Start of RECORDED INFORMATION

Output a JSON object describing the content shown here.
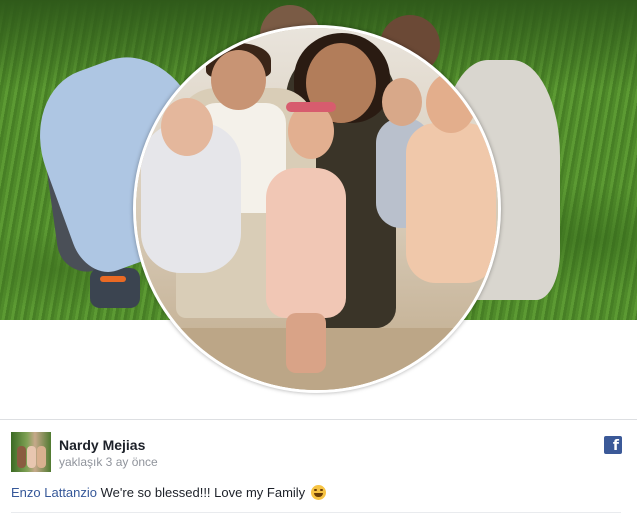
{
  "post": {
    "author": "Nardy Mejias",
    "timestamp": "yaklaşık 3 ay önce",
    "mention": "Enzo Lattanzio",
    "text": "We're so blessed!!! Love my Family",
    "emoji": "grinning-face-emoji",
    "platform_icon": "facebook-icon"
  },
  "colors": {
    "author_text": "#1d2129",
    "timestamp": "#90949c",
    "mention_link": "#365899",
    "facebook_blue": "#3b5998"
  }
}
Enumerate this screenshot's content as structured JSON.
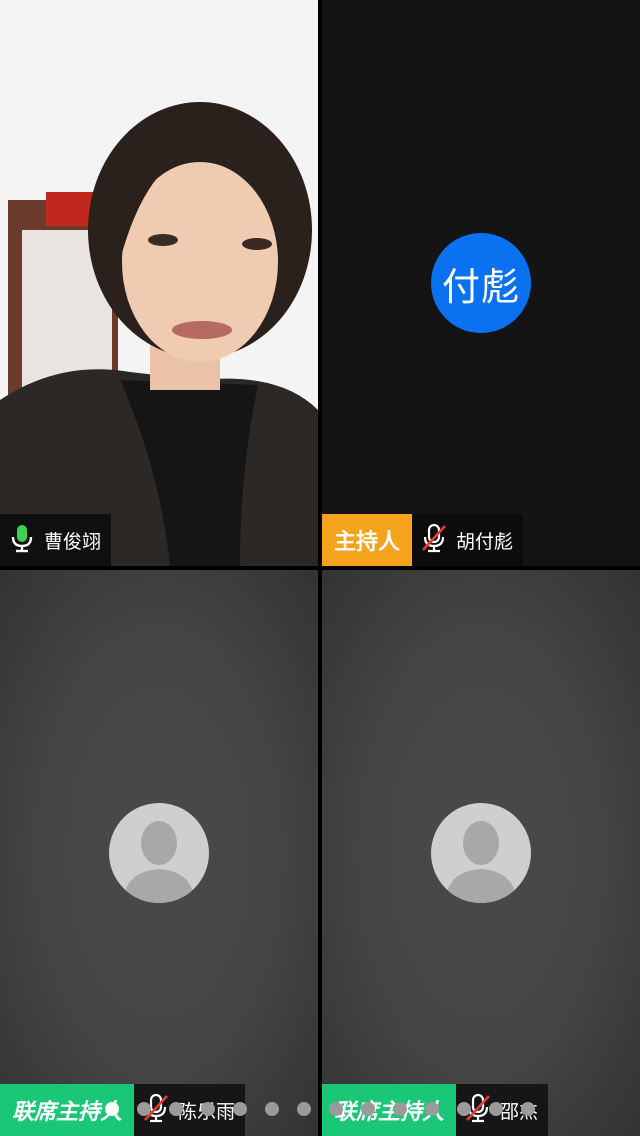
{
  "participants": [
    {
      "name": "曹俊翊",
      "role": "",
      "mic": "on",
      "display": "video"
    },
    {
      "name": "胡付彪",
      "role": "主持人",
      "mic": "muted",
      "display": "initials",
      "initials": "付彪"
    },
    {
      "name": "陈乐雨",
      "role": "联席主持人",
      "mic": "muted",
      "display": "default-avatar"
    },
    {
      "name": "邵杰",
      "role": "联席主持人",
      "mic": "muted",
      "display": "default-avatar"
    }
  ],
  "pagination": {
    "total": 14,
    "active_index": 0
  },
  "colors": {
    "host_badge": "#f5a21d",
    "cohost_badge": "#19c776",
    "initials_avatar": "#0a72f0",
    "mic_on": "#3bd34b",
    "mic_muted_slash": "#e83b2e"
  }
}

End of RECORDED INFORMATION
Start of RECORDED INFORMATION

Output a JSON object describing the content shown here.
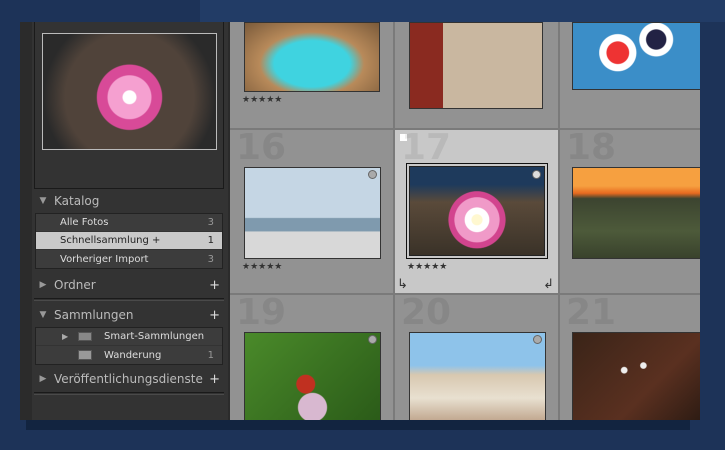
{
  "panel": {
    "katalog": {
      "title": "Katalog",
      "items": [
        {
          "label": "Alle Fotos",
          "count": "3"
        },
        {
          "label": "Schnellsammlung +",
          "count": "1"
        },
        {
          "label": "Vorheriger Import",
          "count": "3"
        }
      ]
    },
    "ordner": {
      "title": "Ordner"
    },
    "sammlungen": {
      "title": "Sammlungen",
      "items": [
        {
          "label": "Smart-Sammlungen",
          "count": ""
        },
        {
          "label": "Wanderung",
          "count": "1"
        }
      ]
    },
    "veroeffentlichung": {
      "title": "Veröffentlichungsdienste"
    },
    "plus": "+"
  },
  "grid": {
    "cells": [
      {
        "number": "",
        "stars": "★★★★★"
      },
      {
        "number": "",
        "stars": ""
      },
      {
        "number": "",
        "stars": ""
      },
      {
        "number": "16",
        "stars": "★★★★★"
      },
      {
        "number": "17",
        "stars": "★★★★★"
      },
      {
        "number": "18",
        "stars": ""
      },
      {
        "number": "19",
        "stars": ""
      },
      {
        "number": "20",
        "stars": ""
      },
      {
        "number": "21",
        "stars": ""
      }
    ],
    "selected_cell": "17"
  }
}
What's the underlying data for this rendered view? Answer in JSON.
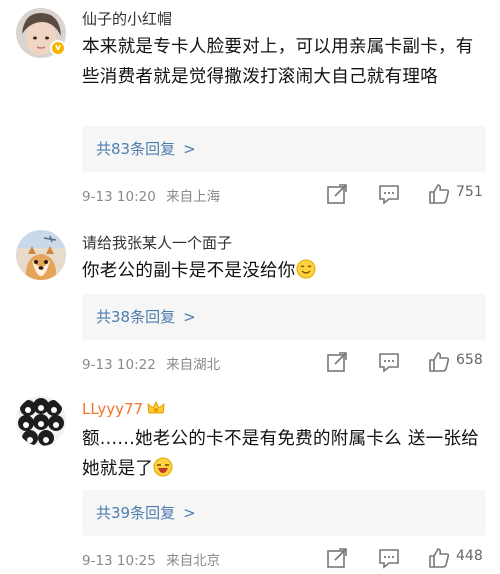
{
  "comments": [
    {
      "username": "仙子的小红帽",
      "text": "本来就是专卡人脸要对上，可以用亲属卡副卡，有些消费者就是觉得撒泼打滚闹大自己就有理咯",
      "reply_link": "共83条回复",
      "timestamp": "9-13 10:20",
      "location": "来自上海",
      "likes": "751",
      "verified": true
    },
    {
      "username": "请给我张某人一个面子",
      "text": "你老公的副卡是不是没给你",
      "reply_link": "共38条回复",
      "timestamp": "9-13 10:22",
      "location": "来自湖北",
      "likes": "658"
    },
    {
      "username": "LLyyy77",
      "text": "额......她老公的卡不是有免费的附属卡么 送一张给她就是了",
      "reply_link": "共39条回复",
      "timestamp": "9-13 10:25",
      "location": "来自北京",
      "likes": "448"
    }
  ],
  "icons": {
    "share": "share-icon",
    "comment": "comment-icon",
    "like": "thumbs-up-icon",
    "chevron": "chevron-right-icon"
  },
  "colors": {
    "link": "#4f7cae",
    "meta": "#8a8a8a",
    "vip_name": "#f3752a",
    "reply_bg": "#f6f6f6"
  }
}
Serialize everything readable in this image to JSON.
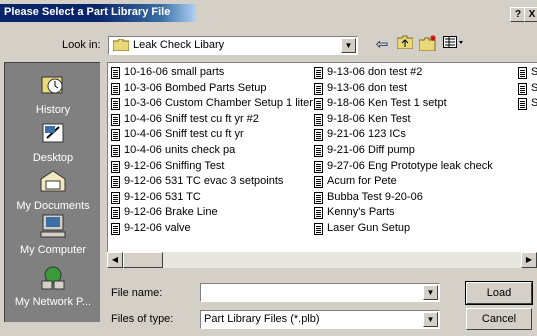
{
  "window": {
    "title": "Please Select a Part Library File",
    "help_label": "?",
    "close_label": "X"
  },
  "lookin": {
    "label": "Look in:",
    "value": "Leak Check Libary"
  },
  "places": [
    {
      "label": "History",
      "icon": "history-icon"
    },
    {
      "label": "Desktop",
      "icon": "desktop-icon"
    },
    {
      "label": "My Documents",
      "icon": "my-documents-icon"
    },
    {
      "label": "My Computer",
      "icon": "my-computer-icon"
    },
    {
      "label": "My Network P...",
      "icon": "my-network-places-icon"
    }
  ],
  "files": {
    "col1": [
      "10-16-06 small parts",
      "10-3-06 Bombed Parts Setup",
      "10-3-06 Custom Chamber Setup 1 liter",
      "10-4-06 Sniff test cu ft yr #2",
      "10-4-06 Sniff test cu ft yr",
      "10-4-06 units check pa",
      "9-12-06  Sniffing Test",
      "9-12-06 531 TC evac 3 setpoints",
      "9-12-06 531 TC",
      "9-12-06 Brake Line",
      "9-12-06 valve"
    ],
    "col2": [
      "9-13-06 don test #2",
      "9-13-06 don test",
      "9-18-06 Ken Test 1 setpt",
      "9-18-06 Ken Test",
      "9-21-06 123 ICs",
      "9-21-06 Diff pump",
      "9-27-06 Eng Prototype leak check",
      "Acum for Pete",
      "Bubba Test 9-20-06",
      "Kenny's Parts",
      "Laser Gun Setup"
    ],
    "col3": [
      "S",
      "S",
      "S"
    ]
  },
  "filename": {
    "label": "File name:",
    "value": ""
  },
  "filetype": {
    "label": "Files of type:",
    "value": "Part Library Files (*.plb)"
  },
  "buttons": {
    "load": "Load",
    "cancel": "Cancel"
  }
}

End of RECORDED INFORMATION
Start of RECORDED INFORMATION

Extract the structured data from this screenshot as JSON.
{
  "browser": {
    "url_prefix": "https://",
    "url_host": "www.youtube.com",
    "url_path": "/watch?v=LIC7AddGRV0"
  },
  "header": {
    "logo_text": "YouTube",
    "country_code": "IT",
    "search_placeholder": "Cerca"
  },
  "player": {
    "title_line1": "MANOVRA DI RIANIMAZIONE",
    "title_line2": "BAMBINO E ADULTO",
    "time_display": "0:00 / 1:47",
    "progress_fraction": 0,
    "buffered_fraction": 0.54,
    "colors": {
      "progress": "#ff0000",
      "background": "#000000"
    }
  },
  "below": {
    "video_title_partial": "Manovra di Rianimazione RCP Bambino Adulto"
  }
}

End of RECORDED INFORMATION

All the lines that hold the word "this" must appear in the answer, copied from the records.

Enumerate this screenshot's content as structured JSON.
What's the underlying data for this rendered view? Answer in JSON.
Serialize everything readable in this image to JSON.
Extract the structured data from this screenshot as JSON.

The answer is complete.